Thursday, July 11, 2013
October 23, later
Damn, what a day. Mom woke from a nap, looked at me sitting next to her, and started to cry.
I was leaning over her in an instant. “Mom? Mom, are you hurting?”
Her voice all slurry, she said, “No. No, Shalia. I’m so sad.”
“Why Mom? What’s wrong?”
“You’ve been such a good daughter, Shalia. I don’t deserve you.”
It took a few seconds for me to decipher what she was saying, because she was still having trouble talking. Then I realized that Mom was lucid. The dementia had receded, leaving me with depressed Eve.
“Don’t be silly, Mom. You know I love you.”
“I know, but I’ve been so mean so many times. I don’t want to be. I love you, Shalia. I want to be a good mother.”
Usually when she’s like this, it’s time to hide any pills in the house along with the sharp objects. But Mom couldn’t move and couldn’t act on her overwhelming guilt. Is it wrong that I was kind of grateful for the stroke that was keeping her safe from herself? Probably.
I think she bawled for a good five minutes, apologizing to me all the time. Begging me to tell her it wasn’t too late for us to repair our relationship. As all the times before, it was heartbreaking. But before, I’d had no real hope she would get better enough for us to be a real mother and daughter.

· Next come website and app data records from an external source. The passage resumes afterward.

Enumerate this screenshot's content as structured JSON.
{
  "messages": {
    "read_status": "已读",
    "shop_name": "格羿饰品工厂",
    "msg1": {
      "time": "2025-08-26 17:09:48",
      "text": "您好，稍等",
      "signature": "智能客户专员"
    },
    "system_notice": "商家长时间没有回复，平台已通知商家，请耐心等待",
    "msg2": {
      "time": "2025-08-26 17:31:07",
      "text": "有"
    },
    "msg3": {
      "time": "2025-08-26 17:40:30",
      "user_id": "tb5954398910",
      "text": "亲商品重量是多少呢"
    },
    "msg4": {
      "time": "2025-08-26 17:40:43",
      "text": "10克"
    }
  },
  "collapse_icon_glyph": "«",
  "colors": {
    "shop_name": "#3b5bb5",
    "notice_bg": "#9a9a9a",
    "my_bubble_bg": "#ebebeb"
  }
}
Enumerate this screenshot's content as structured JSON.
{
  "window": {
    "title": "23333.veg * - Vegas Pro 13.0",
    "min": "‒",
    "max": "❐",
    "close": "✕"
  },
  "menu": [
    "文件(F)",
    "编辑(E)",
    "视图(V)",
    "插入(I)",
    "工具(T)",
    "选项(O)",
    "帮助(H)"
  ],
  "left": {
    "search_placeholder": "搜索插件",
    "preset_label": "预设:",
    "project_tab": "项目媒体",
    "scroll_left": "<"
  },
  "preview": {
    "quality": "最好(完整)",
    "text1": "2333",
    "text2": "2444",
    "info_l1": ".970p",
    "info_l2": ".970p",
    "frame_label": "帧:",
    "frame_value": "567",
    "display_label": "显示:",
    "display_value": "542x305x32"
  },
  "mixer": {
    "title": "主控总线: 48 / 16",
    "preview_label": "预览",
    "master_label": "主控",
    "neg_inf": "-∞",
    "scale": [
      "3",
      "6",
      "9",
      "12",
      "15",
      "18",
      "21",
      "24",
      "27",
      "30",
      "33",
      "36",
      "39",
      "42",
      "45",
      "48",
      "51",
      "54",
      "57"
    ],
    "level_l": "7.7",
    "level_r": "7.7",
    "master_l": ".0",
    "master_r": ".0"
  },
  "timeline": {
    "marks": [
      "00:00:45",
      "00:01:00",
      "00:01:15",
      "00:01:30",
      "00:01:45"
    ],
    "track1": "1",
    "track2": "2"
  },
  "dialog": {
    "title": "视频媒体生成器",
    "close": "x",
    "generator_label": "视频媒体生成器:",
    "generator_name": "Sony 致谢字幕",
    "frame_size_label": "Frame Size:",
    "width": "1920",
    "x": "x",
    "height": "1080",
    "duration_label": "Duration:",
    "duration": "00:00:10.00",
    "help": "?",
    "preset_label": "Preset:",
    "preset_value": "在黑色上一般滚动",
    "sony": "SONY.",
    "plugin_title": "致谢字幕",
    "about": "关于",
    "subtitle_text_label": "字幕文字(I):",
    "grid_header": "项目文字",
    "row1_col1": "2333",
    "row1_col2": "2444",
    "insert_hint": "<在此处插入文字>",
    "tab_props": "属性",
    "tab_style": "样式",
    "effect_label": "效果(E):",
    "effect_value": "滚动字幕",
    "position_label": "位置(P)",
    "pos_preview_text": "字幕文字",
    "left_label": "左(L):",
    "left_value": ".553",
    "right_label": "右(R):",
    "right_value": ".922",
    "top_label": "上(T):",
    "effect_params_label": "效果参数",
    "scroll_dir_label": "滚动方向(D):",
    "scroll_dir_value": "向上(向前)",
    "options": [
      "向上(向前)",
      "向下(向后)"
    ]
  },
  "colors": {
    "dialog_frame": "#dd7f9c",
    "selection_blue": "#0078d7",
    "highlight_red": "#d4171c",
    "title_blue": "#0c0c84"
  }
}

Now there was Kalquor. No guarantees, but a strong ‘maybe’ I would finally get the mother I was supposed to have. When she slipped back into her dementia state, I hung onto that. They could make her better. They could erase the effects of the stroke, reverse the dementia, remove her bipolar illness.
It sounds like a tall order. I know it some or all of it might not happen. But there’s a chance, and that’s more than we had before.
Jeez, I need my life to not be so complicated. Can I get a break, please?